“Hand me that paint brush, will you, Bob?” Dad asked from his ladder as he contemplated some final touch-ups on the corner molding. I complied, reaching as high as I could with my nine-year-old hand toward Dad’s down-stretched arm.
Old farmhouses may have romantic allure, but actually living in one offers endless opportunities for repairs and renovations. Dad was dedicated to restoring our recently acquired relic.
It sat on a rather small lot, but seemingly-endless acres of verdant fields surrounded our one-acre property, providing respite from metropolitan Cleveland.
A punster beyond redemption, Dad had affectionately ordained our new home “The Acher,” acknowledging both the small size of the parcel and the painful work required to make it more livable.
As Mom tried to adjust to the isolation of her new rural environment, Laddie, my collie, buoyantly accompanied me as we romped through the fields, exploring every mole hole and brook.
The bliss of my carefree youth persisted long after the reality of adult life caught up with me. College, marriage (two of them), and a growing family of my own redirected my attention and my priorities for too many years to count. But the fond recollections of growing up at The Acher are frequent reflections.
Now living nearly a thousand miles and a half-century away from my boyhood home, I recently received an invitation to attend my high school reunion. This immediately elicited thoughts of a side trip to see my old home. Deep down I suspected I shouldn’t do it. I should let warm memories rest. But the temptation was too strong to ignore, so I made the trip.
As I approached my hometown I was amazed at how it had grown. Its gracious rurality had been replaced by busy commerce.
I smiled and my heart beat faster as I approached my former address. Would a succession of owners have continued Dad’s early restorations? Would there still be pride in the hearts of its current residents? There it was, dead ahead! I slowed down and approached it with reverence and anticipation.
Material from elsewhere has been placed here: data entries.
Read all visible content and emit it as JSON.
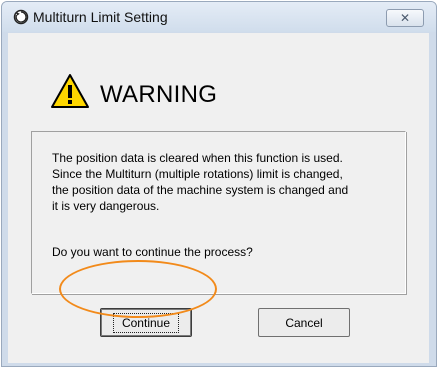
{
  "window": {
    "title": "Multiturn Limit Setting",
    "close_icon": "close-icon",
    "app_icon": "rotation-icon"
  },
  "dialog": {
    "warning_icon": "warning-triangle-icon",
    "warning_text": "WARNING",
    "message_lines": [
      "The position data is cleared when this function is used.",
      "Since the Multiturn (multiple rotations) limit is changed,",
      "the position data of the machine system is changed and",
      "it is very dangerous."
    ],
    "question": "Do you want to continue the process?",
    "continue_label": "Continue",
    "cancel_label": "Cancel"
  },
  "colors": {
    "highlight": "#f28a1a",
    "warning_fill": "#ffd700"
  }
}
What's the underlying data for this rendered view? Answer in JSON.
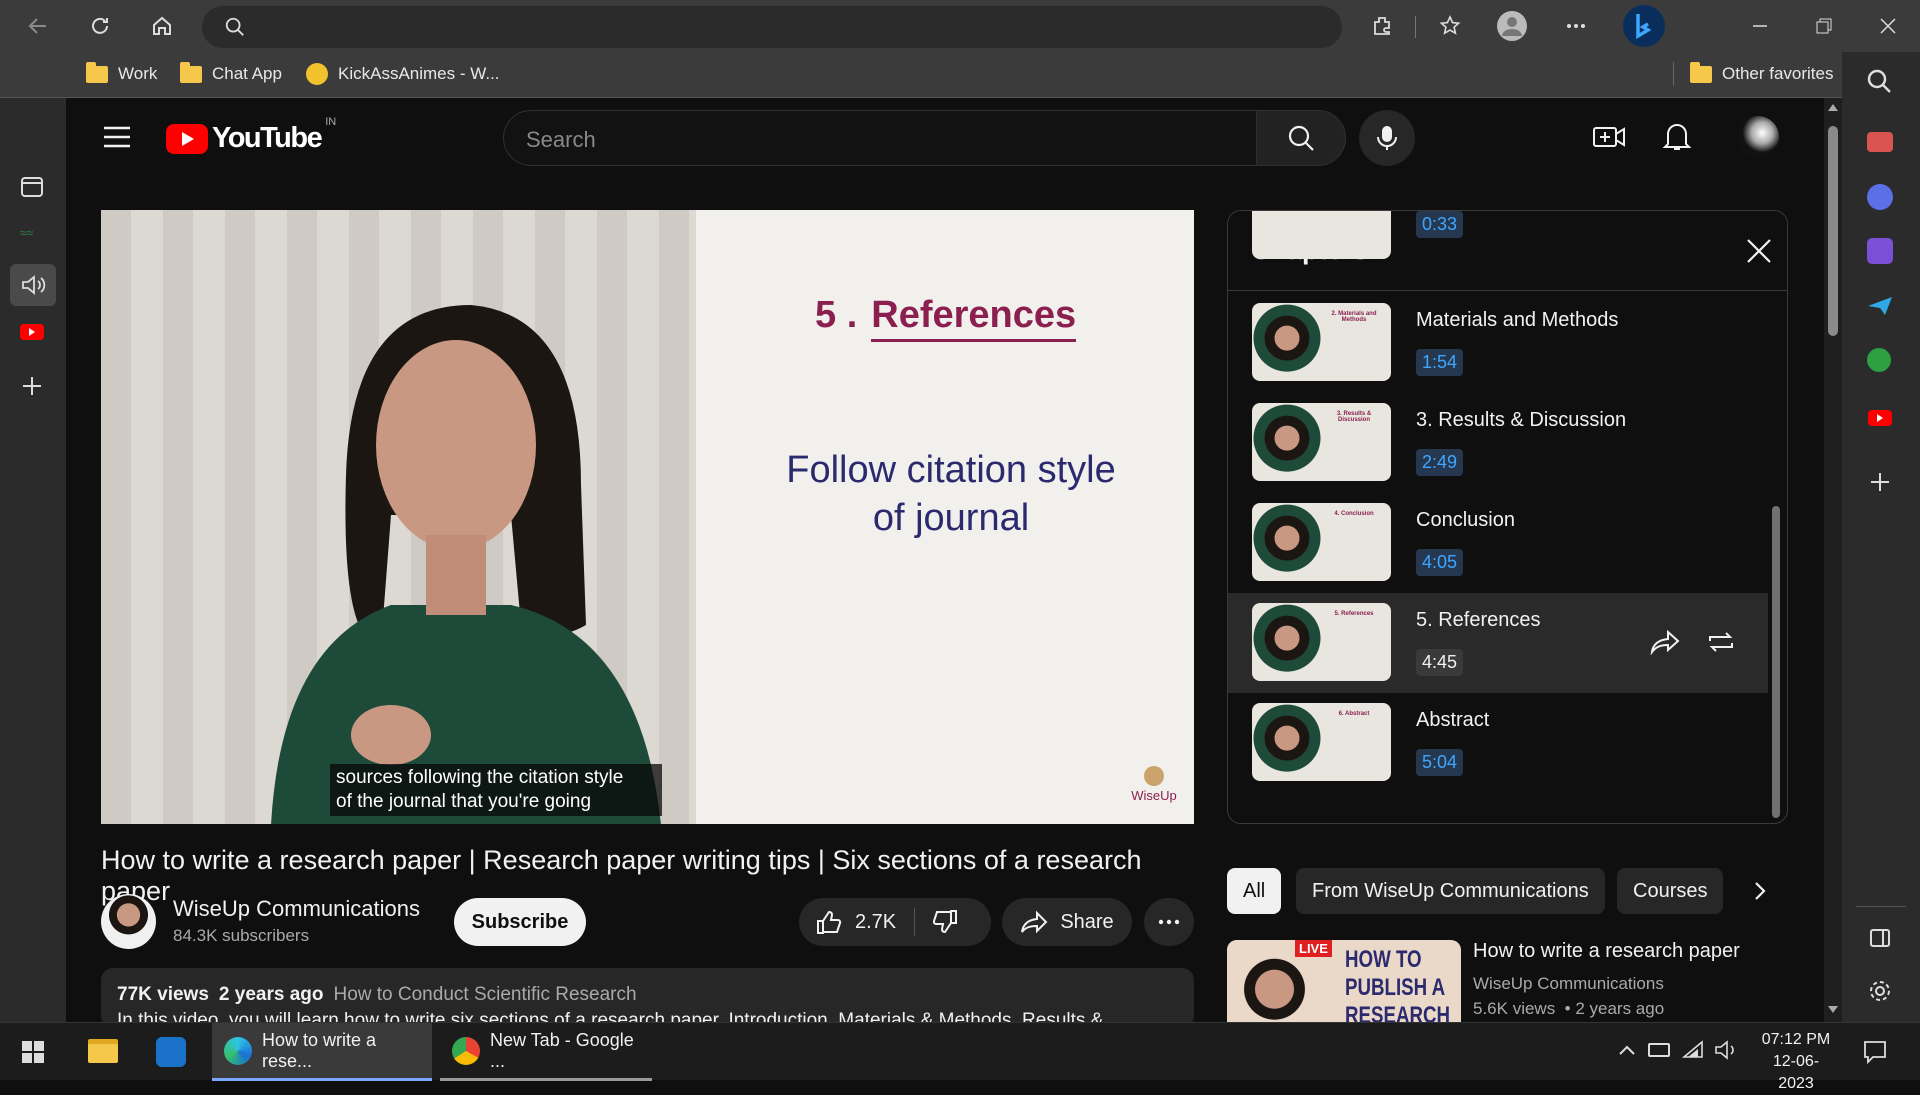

And there it sat – abandoned, derelict, forlorn. The white paint had long turned dingy grey. I pulled into the driveway and saw that several lower windows were broken. I opened my car door, got out, and slowly walked toward the front bay to look inside where I saw the ravaged remains.
I looked up at the wood trim on the ceiling, and pictured my father atop that ladder eons ago as I handed him a paint brush.
A white placard had been crudely nailed to the front door. It announced my home’s imminent destruction to make way for a shopping center to complement the fast food restaurants, chain stores, and entrepreneurial businesses that now pervaded both sides of the highway.
The once-pristine fields that Laddie and I ran through together long ago were gone forever. Overcome with nostalgia, I lowered my head and cried.
But while reality is transient and occasionally bitter, memories are indelible and often consoling. Thomas Wolfe admonishes us that you can’t go home again, but Laddie will always be at my side as we run through those precious fields of yesterday.